Ardis: Seven Surrenders by Ada Palmer. This is the continuation of Palmer’s “Terra Ignota” series, set in Earth’s far future. Here, the movers and shakers of global politics, religion, finances, art, science, and society are brought together in the wake of events of the last book to ensure the continuation of a global peace that is threatening, at last, to give way. Palmer proves with “Terra Ignota” that she knows what it is to be human – to feel awe when standing at the foot of great works, to fear the onrushing storm of war, and to reach deep within yourself to find heroic strength. Seven Surrenders is made all the more miraculous as Palmer tells this truly epic global tale through a very personal human-sized narrative. Her poetry, her emotion, her philosophy make this possible.

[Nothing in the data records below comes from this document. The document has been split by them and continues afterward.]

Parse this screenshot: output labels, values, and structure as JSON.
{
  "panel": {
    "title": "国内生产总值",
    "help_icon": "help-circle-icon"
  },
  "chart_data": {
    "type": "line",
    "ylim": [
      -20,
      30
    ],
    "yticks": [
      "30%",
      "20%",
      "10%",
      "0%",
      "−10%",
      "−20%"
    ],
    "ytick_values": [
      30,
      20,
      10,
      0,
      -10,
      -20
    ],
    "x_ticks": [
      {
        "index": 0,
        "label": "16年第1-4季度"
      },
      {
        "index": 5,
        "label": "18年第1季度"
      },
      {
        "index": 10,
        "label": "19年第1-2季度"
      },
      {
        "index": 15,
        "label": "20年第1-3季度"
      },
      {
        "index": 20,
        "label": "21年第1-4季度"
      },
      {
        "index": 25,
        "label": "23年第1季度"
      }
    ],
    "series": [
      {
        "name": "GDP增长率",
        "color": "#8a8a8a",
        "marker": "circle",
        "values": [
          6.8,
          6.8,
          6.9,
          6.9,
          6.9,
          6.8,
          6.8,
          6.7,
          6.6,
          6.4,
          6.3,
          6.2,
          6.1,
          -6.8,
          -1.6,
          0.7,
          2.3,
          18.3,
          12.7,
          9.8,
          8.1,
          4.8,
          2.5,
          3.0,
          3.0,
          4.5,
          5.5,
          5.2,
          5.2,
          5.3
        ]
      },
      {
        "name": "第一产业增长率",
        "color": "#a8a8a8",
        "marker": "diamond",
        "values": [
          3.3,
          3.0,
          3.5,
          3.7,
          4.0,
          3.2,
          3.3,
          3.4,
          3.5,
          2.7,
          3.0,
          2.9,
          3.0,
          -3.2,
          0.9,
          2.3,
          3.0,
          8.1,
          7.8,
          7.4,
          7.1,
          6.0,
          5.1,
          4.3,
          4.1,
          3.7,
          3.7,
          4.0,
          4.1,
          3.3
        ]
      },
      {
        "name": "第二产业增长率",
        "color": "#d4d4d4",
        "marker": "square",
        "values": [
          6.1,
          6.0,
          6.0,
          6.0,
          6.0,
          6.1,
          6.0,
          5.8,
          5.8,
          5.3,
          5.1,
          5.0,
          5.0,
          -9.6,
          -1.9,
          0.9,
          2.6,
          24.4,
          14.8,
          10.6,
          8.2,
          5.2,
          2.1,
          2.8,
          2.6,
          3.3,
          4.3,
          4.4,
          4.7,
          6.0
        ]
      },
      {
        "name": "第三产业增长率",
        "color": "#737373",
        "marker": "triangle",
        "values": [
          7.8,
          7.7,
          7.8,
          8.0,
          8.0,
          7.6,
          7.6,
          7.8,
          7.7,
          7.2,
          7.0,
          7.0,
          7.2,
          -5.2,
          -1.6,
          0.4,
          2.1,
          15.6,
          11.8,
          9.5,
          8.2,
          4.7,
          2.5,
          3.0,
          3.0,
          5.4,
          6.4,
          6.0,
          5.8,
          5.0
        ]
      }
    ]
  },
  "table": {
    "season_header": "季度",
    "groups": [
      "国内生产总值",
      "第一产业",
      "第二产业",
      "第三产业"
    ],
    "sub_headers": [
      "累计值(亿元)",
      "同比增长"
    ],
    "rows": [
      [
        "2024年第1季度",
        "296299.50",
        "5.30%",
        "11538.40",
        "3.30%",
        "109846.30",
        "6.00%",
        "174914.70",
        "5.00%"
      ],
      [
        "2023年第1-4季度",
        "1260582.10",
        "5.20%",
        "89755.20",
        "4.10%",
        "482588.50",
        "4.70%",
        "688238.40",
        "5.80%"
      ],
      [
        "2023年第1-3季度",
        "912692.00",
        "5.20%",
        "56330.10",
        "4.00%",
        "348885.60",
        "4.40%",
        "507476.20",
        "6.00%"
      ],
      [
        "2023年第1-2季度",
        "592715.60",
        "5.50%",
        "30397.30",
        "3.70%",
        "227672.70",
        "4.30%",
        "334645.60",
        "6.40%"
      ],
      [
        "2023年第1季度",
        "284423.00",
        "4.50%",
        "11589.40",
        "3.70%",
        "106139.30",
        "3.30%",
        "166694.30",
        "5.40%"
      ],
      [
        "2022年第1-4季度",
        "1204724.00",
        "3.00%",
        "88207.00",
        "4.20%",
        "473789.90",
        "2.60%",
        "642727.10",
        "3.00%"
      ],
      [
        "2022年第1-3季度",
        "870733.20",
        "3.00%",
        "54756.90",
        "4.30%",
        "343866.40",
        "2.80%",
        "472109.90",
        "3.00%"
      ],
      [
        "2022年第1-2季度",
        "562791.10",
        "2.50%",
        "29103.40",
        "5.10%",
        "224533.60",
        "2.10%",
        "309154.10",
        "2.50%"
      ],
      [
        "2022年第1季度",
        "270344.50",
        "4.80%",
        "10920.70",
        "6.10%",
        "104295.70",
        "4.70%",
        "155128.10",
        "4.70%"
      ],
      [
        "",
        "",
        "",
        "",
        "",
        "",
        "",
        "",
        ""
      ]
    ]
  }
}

Byron: The Rise and Fall of D.O.D.O. by Neal Stephenson and Nicole Galland. It is about a U.S. government agency that uses witches to time travel. It’s a fun book with witty main characters and breezy dialogue. The time travel mechanic is unique and clever, and the world building is intricate and consistent. Truth-be-told, I haven’t read very much sci-fi that came out in 2017. I just couldn’t get into most of the sci-fi novels that I did buy. The The Rise and Fall of D.O.D.O., though, was a joy to read.
Young Adult Fiction
Byron: Eliza and Her Monsters by Francesca Zappia. I flat out adored this novel. I read it in one sitting. The love story, the nature of fandom, the sources of creativity and the pressures that can arise, the family dynamics, portrayal of mental illness….gah….I love this book.
Ardis: Eliza and Her Monsters by Francesca Zappia. Byron recommended this book to me and I am thoroughly grateful. I think I consumed it in a single day – it almost might be more fair to say it consumed me. Eliza tells the story of Eliza, a teen writer whose webcomic has made her famous, even as she’s managed to maintain her total anonymity as the author for the years her webcomic has been running. When we meet her, Eliza’s world is about to become a lot more troublesome, as a new boy, depression, meddling parents, and a wide world of adoring fans all come crashing together in ways she never would have anticipated.
Young Adult Fantasy
Ardis: Strange the Dreamer by Laini Taylor. This book is the personal story of a young boy, Lazlo Strange, orphaned and raised in a library, who dreams of a fictional lost city. His dreams become reality in this daring and surprisingly emotional story of adventure and understanding, as Strange joins a company of adventurers off on a fantastic mission. I loved this book from the first page, and have recommended it more than any other book this year. Taylor is known for her poetic and fluid language, which is key in this book, but what shines for me in Strange the Dreamer are the rich, complex, and deeply human characters (even the blue ones).
Byron: Strange the Dreamer by Laini Taylor. A young librarian dreams of visiting a lost city. I only recently finished reading it, and I am still processing it. One thing I do know is that it’s one of the best books of 2017.
“They needed something to inspire people,” Harry explained, “for the citizens to really behind and believe in. Something which could be the base for their whole idea of a fledgling nation. And Benjamin Franklin came up with the idea of forging a dream.”
Shout out to PageHabit’s new subscription box, specializing in new Science Fiction stories! Paradox Bound was featured in their first month’s box, and it was a great inclusion. Check out what they have to offer: www.pagehabit.com (They have not endorsed me in any way and this link is just a link.)
I recently finished reading a new novel from Peter Clines – Paradox Bound. If you’re a fan of classic cars, old diners, and traditional Americana, this book is for you! It has all these things and more, and will leave you thinking about the American Dream in ways I bet you’ve never thought before.